And did I mention that I didn't convert? That I am not so much a Catholic as I once was but definitely NOT Muslim? But it pains me, some. That I am not really either, that I have the confirmation of my Catholicism, the christening of my girlhood, the blood of Christ and his body still lodged in the folds of my throat, but that has been so long ago now that I even forget the ritual of the Mass.
No one really asks me about that, except my dad and even he's given up that ghost, it seems. Of course, one is never Not Catholic, one is always an ex-Catholic. It stays in the blood stream. Especially mine, having been quite literally born in a convent, played with saints' teeth sewn on little green velvet pillows, and entered puberty so, so harshly in the halls of an Opus Dei school. There are so many stories there, but they will have to wait. No one asks me about them any way.
It is the other religion in my life that gets the most queries.
So, how does that work, that he can be Muslim and you haven't converted? she asks. Well, a Muslim man can marry a Christian or Jewish woman. She doesn't have to convert. But the kids have to be raised Muslim.
But somehow, the question not directly stated is, how can your lives mesh to one? How can he pray five times a day and follow the rhythm of Islam and yet you are not.
This song on the radio today. Traffic on the LIE, the trucks' crawling through the cloudy morning and this girl is singing she misses how they breathed together, how they dreamed together. She wants that again.
In my marriage we have our breath together but also our breath apart. Even if I were Muslim I wouldn't go with him to the Mosque, like my parents went to Sunday Mass at St. Edmunds. Not in Algeria, any way, where the women for the most part don't go to the Mosque, but pray privately, at home. Not here in Astoria to the Mosque Larbi goes each Friday. For most Algerians, the Mosque is men's space. It's different in other Arab countries, and of course there are women who go the Mosque in Algeria but this is about me and my experience, so maybe I should stay away from those phrases "Most Algerians." It too much reminds me of people saying, "Most Arabs" and then always something nasty follows.
But it hurts me a little. To be excluded from that part of his life and now that my son is getting older he's going to the mosque, too, to learn Quran, to learn formal Arabic. He's entering that space and I'm getting left behind. More left behind.
It isn't like I haven't considered conversion. There is so much about Islam that draws me in, starting with the language of the Quran. The poetry is achingly beautiful. The rhythms capture me and the rhyme! The creation story is WAY better than the Christian one. But there is more to a religion than it's sacred text, no?

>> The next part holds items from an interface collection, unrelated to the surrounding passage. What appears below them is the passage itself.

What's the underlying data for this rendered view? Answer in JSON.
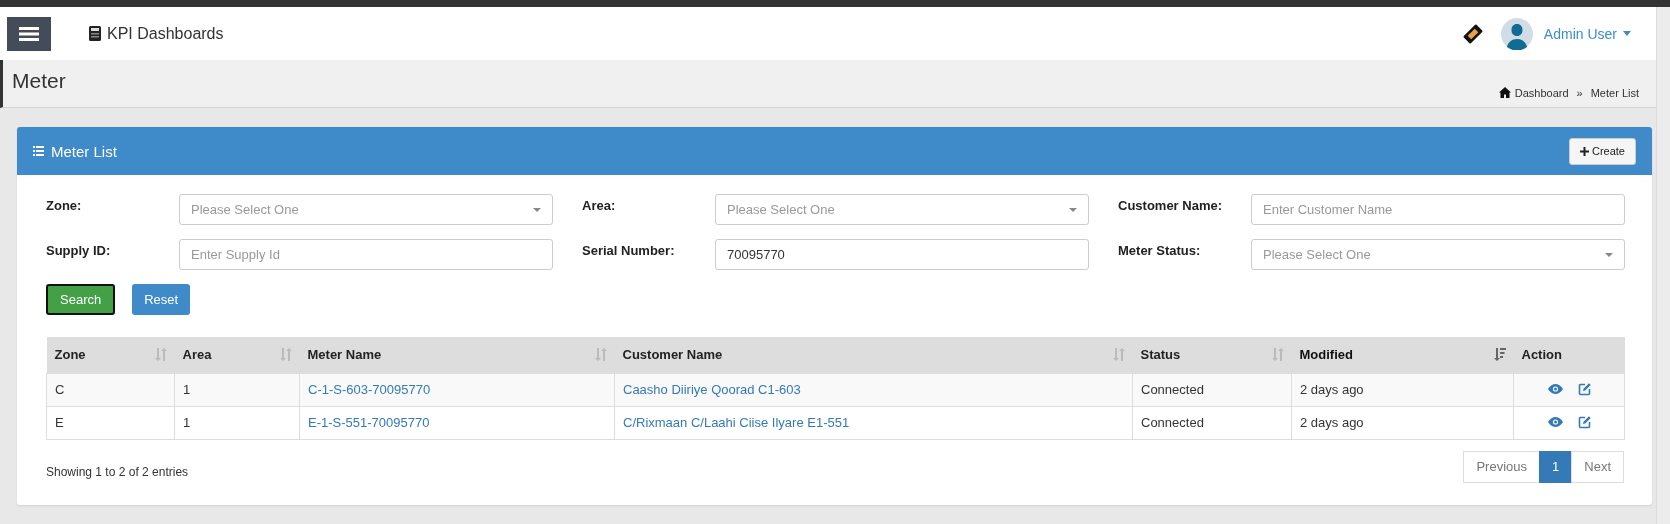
{
  "header": {
    "app_title": "KPI Dashboards",
    "user_name": "Admin User"
  },
  "page": {
    "title": "Meter",
    "breadcrumb_separator": "»",
    "breadcrumbs": [
      {
        "label": "Dashboard",
        "kind": "home"
      },
      {
        "label": "Meter List",
        "kind": "current"
      }
    ]
  },
  "panel": {
    "title": "Meter List",
    "create_button": "Create"
  },
  "filters": [
    {
      "label": "Zone:",
      "kind": "select",
      "placeholder": "Please Select One"
    },
    {
      "label": "Area:",
      "kind": "select",
      "placeholder": "Please Select One"
    },
    {
      "label": "Customer Name:",
      "kind": "text",
      "placeholder": "Enter Customer Name"
    },
    {
      "label": "Supply ID:",
      "kind": "text",
      "placeholder": "Enter Supply Id"
    },
    {
      "label": "Serial Number:",
      "kind": "text",
      "value": "70095770"
    },
    {
      "label": "Meter Status:",
      "kind": "select",
      "placeholder": "Please Select One"
    }
  ],
  "buttons": [
    {
      "label": "Search",
      "kind": "primary"
    },
    {
      "label": "Reset",
      "kind": "secondary"
    }
  ],
  "table": {
    "columns": [
      {
        "label": "Zone",
        "sortable": true,
        "sorted": false,
        "kind": "text"
      },
      {
        "label": "Area",
        "sortable": true,
        "sorted": false,
        "kind": "text"
      },
      {
        "label": "Meter Name",
        "sortable": true,
        "sorted": false,
        "kind": "link"
      },
      {
        "label": "Customer Name",
        "sortable": true,
        "sorted": false,
        "kind": "link"
      },
      {
        "label": "Status",
        "sortable": true,
        "sorted": false,
        "kind": "text"
      },
      {
        "label": "Modified",
        "sortable": true,
        "sorted": true,
        "kind": "text"
      },
      {
        "label": "Action",
        "sortable": false,
        "sorted": false,
        "kind": "actions"
      }
    ],
    "rows": [
      [
        "C",
        "1",
        "C-1-S-603-70095770",
        "Caasho Diiriye Qoorad C1-603",
        "Connected",
        "2 days ago"
      ],
      [
        "E",
        "1",
        "E-1-S-551-70095770",
        "C/Rixmaan C/Laahi Ciise Ilyare E1-551",
        "Connected",
        "2 days ago"
      ]
    ]
  },
  "footer": {
    "info": "Showing 1 to 2 of 2 entries",
    "pagination": [
      {
        "label": "Previous",
        "selected": false
      },
      {
        "label": "1",
        "selected": true
      },
      {
        "label": "Next",
        "selected": false
      }
    ]
  }
}
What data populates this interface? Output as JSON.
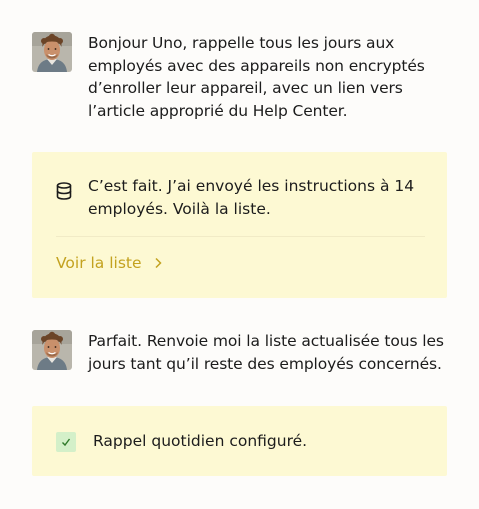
{
  "conversation": {
    "user_message_1": "Bonjour Uno, rappelle tous les jours aux employés avec des appareils non encryptés d’enroller leur appareil, avec un lien vers l’article approprié du Help Center.",
    "assistant_reply": "C’est fait. J’ai envoyé les instructions à 14 employés. Voilà la liste.",
    "view_list_link": "Voir la liste",
    "user_message_2": "Parfait. Renvoie moi la liste actualisée tous les jours tant qu’il reste des employés concernés.",
    "confirmation": "Rappel quotidien configuré."
  },
  "icons": {
    "database": "database-icon",
    "chevron": "chevron-right-icon",
    "check": "check-icon"
  },
  "colors": {
    "card_background": "#fdf9d3",
    "link": "#c3a21f",
    "check_background": "#d4f0c9",
    "check_mark": "#2f7a2a"
  }
}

Early in our marriage I had a dream I was under blue calm water and Larbi was just above me praying. It soothed me and I awoke so refreshed and calm. The prayer and the water, always my element of peace, were telling me something.
But I didn't convert.
Look, I don't want to go into all the issues that I hear over and over and over that may or may not play a role in why I am not Muslim. Of course, there's the ever popular debate over how Muslim women should clothe or not clothe themselves. This debate is SO fucking old now and still it rages on, being held on behalf of Muslim women but, on my radio and on the TV and in the papers anyway, not BY THE WOMEN THEMSELVES. Was that too loud? It's just that this whole, "We have to save the Muslim women from the sick Muslim men trying to control them" thing has been around for a long time, way before any of this 9/11 Terror Wars on. And I am sick of it. To totally inappropriately quote Amy Winehouse: "My stomach drops and my guts churn." So to hell with it. I am not going to discuss it here. Right.
There is also the part of me that likes to be a bit removed, to keep a bit of myself as I have always known myself intact. So much change come with marriage and babies. I have always loved to reinvent myself. I break me apart so I can start all over again. When I was 16, I'd dramaticly say: Because my whole world shattered, my poems showed that. They were choppy and made only some kind of filthy picture but blurry and crawling. Because that was what woke me sweating in those early Denver dawns. But, I would say, I am slowly putting myself back together and my poems reflect that. I've even written a poem, 'A House Called Beauty.' I'm coming together again.
And no matter how many times I shifted my shape over the years, I've always used the same pieces to put myself back together again. I make myself whole again into a face I come to recognize as my own again. And if I were Muslim, I am sure where I would put that piece of my puzzle and if all the other parts of me that I know to be true about myself, would they all click into place again?